Perhaps a judge ordered you to pay an amount of spousal support that you thought was excessive from the start, or your circumstances have changed enough that the amount of spousal support you agreed to pay seems excessive now. It could also be that something has changed on your ex's side.
Whatever the case is, what are your options if you believe you pay too much spousal support?
Get a lawyer's opinion
A lawyer should be able to clarify in your specific situation whether you might be paying too much and if going to court for a modification could prove worthwhile. That said, the best time to get an amount you deem acceptable is usually during divorce negotiations. If your divorce is not yet finalized and you are unhappy with what your spouse is asking you to pay, consult a lawyer if you have not done so already. A vocational expert is someone a lawyer can bring in to assess your spouse's potential earning capacity.
Explain any change in circumstances
Situations such as a job loss, pay cut or disability on your part could potentially lead to a reduction in the amount of spousal support you have to pay. However, it is not always easy to show certain things. For example, if you decided to retire early and consequently have less income coming in monthly, a judge might not see that as a reason to reduce support. The same principle may apply if you left a higher-paying job for a lower-paying one or if your employer laid you off but you cannot prove that you have been diligently applying for new jobs.
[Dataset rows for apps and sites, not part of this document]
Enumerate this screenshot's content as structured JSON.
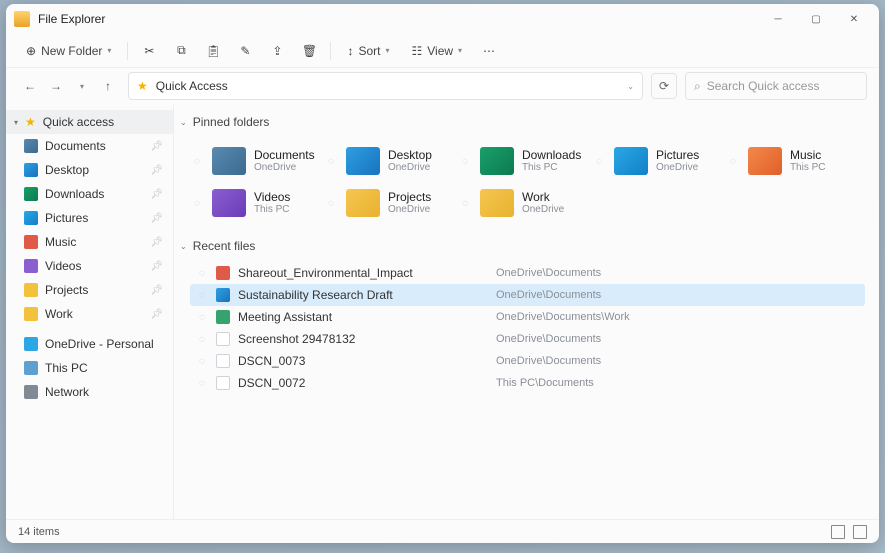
{
  "app_title": "File Explorer",
  "toolbar": {
    "new_folder": "New Folder",
    "sort": "Sort",
    "view": "View"
  },
  "address": {
    "path": "Quick Access"
  },
  "search": {
    "placeholder": "Search Quick access"
  },
  "sidebar": {
    "group1": "Quick access",
    "items1": [
      {
        "label": "Documents",
        "icoClass": "c-doc"
      },
      {
        "label": "Desktop",
        "icoClass": "c-desk"
      },
      {
        "label": "Downloads",
        "icoClass": "c-down"
      },
      {
        "label": "Pictures",
        "icoClass": "c-pic"
      },
      {
        "label": "Music",
        "icoClass": "c-red"
      },
      {
        "label": "Videos",
        "icoClass": "c-purple"
      },
      {
        "label": "Projects",
        "icoClass": "c-yellow"
      },
      {
        "label": "Work",
        "icoClass": "c-yellow"
      }
    ],
    "onedrive": "OneDrive - Personal",
    "thispc": "This PC",
    "network": "Network"
  },
  "sections": {
    "pinned": "Pinned folders",
    "recent": "Recent files"
  },
  "pinned": [
    {
      "name": "Documents",
      "loc": "OneDrive",
      "icoClass": "c-doc"
    },
    {
      "name": "Desktop",
      "loc": "OneDrive",
      "icoClass": "c-desk"
    },
    {
      "name": "Downloads",
      "loc": "This PC",
      "icoClass": "c-down"
    },
    {
      "name": "Pictures",
      "loc": "OneDrive",
      "icoClass": "c-pic"
    },
    {
      "name": "Music",
      "loc": "This PC",
      "icoClass": "c-mus"
    },
    {
      "name": "Videos",
      "loc": "This PC",
      "icoClass": "c-vid"
    },
    {
      "name": "Projects",
      "loc": "OneDrive",
      "icoClass": "c-proj"
    },
    {
      "name": "Work",
      "loc": "OneDrive",
      "icoClass": "c-work"
    }
  ],
  "recent": [
    {
      "name": "Shareout_Environmental_Impact",
      "loc": "OneDrive\\Documents",
      "icoClass": "c-red",
      "selected": false
    },
    {
      "name": "Sustainability Research Draft",
      "loc": "OneDrive\\Documents",
      "icoClass": "c-desk",
      "selected": true
    },
    {
      "name": "Meeting Assistant",
      "loc": "OneDrive\\Documents\\Work",
      "icoClass": "c-green",
      "selected": false
    },
    {
      "name": "Screenshot 29478132",
      "loc": "OneDrive\\Documents",
      "icoClass": "c-white",
      "selected": false
    },
    {
      "name": "DSCN_0073",
      "loc": "OneDrive\\Documents",
      "icoClass": "c-white",
      "selected": false
    },
    {
      "name": "DSCN_0072",
      "loc": "This PC\\Documents",
      "icoClass": "c-white",
      "selected": false
    }
  ],
  "status": {
    "count": "14 items"
  }
}
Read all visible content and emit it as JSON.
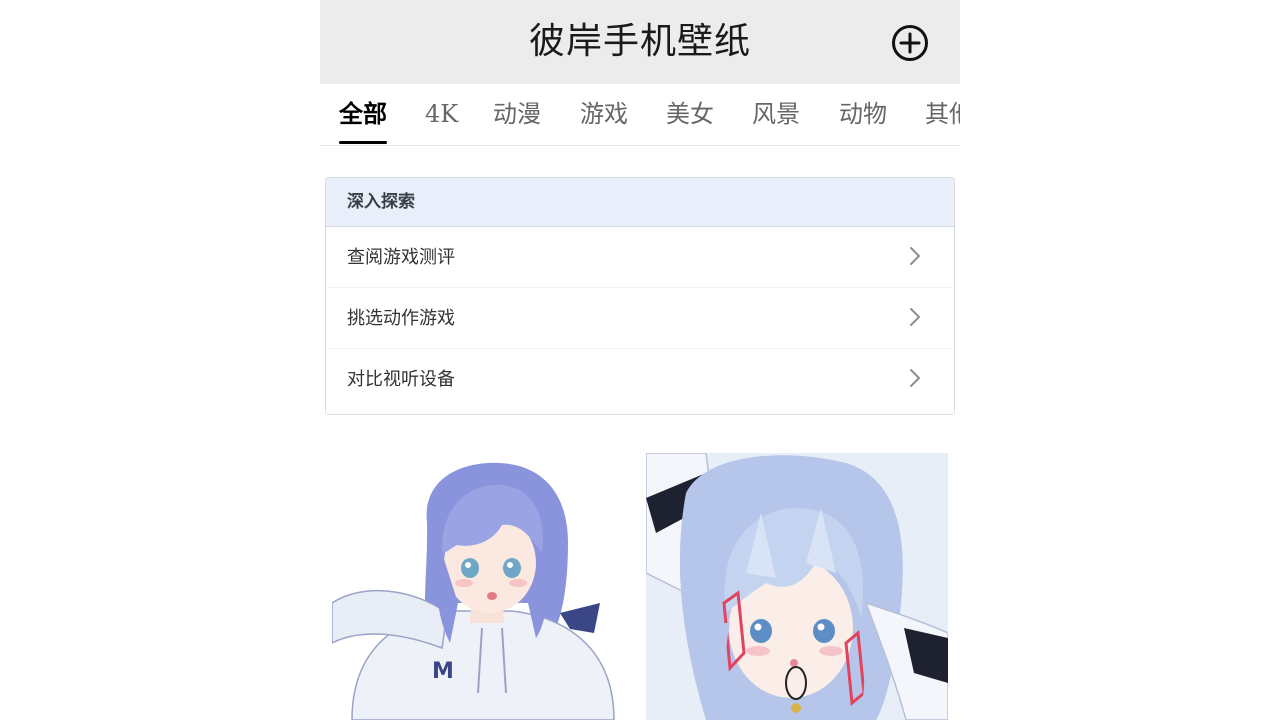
{
  "header": {
    "title": "彼岸手机壁纸",
    "add_icon": "plus-circle-icon"
  },
  "tabs": [
    {
      "label": "全部",
      "active": true
    },
    {
      "label": "4K",
      "active": false
    },
    {
      "label": "动漫",
      "active": false
    },
    {
      "label": "游戏",
      "active": false
    },
    {
      "label": "美女",
      "active": false
    },
    {
      "label": "风景",
      "active": false
    },
    {
      "label": "动物",
      "active": false
    },
    {
      "label": "其他",
      "active": false
    }
  ],
  "explore": {
    "title": "深入探索",
    "items": [
      {
        "label": "查阅游戏测评",
        "icon": "chevron-right-icon"
      },
      {
        "label": "挑选动作游戏",
        "icon": "chevron-right-icon"
      },
      {
        "label": "对比视听设备",
        "icon": "chevron-right-icon"
      }
    ]
  },
  "gallery": {
    "items": [
      {
        "subject": "anime girl with short blue-lavender hair in white hoodie"
      },
      {
        "subject": "anime girl with long light-blue hair and red ribbons"
      }
    ]
  },
  "colors": {
    "header_bg": "#ececec",
    "explore_head_bg": "#e8effb",
    "active_tab": "#000000",
    "inactive_tab": "#666666"
  }
}
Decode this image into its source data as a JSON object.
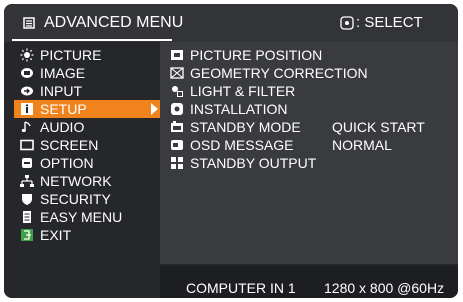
{
  "header": {
    "title": "ADVANCED MENU",
    "select_hint": ": SELECT",
    "icons": {
      "menu": "menu-icon",
      "select": "select-pad-icon"
    }
  },
  "sidebar": {
    "items": [
      {
        "label": "PICTURE",
        "icon": "sun-icon"
      },
      {
        "label": "IMAGE",
        "icon": "image-icon"
      },
      {
        "label": "INPUT",
        "icon": "input-icon"
      },
      {
        "label": "SETUP",
        "icon": "setup-icon",
        "active": true
      },
      {
        "label": "AUDIO",
        "icon": "note-icon"
      },
      {
        "label": "SCREEN",
        "icon": "screen-icon"
      },
      {
        "label": "OPTION",
        "icon": "option-icon"
      },
      {
        "label": "NETWORK",
        "icon": "network-icon"
      },
      {
        "label": "SECURITY",
        "icon": "shield-icon"
      },
      {
        "label": "EASY MENU",
        "icon": "easy-menu-icon"
      },
      {
        "label": "EXIT",
        "icon": "exit-icon"
      }
    ]
  },
  "submenu": {
    "items": [
      {
        "label": "PICTURE POSITION",
        "value": "",
        "icon": "picture-position-icon"
      },
      {
        "label": "GEOMETRY CORRECTION",
        "value": "",
        "icon": "geometry-icon"
      },
      {
        "label": "LIGHT & FILTER",
        "value": "",
        "icon": "light-filter-icon"
      },
      {
        "label": "INSTALLATION",
        "value": "",
        "icon": "installation-icon"
      },
      {
        "label": "STANDBY MODE",
        "value": "QUICK START",
        "icon": "standby-mode-icon"
      },
      {
        "label": "OSD MESSAGE",
        "value": "NORMAL",
        "icon": "osd-message-icon"
      },
      {
        "label": "STANDBY OUTPUT",
        "value": "",
        "icon": "standby-output-icon"
      }
    ]
  },
  "status": {
    "source": "COMPUTER IN 1",
    "resolution": "1280 x 800 @60Hz"
  },
  "colors": {
    "accent": "#f0831c",
    "panel": "#3a3b3f",
    "background": "#26272b"
  }
}
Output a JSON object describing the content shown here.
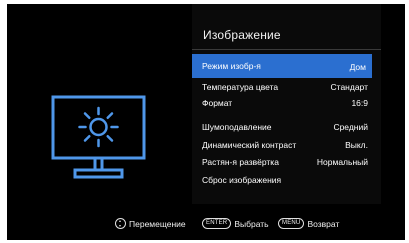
{
  "menu": {
    "title": "Изображение",
    "items": [
      {
        "label": "Режим изобр-я",
        "value": "Дом"
      },
      {
        "label": "Температура цвета",
        "value": "Стандарт"
      },
      {
        "label": "Формат",
        "value": "16:9"
      },
      {
        "label": "Шумоподавление",
        "value": "Средний"
      },
      {
        "label": "Динамический контраст",
        "value": "Выкл."
      },
      {
        "label": "Растян-я развёртка",
        "value": "Нормальный"
      },
      {
        "label": "Сброс изображения",
        "value": ""
      }
    ],
    "selected_index": 0
  },
  "icons": {
    "picture": "monitor-brightness-icon",
    "navigate": "navigate-updown-icon"
  },
  "footer": {
    "navigate_label": "Перемещение",
    "enter_key": "ENTER",
    "select_label": "Выбрать",
    "menu_key": "MENU",
    "back_label": "Возврат"
  },
  "colors": {
    "highlight": "#2b6fd0",
    "icon_stroke": "#4f97ea",
    "background": "#000000"
  }
}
There can be a change in circumstances on your ex's side as well. Perhaps he or she came into an inheritance that means you should be able to pay less or nothing at all, or you have found out that your ex's parents are paying most or all of his or her expenses. The bottom line is to discuss your options with a lawyer if you believe you pay an excessive amount.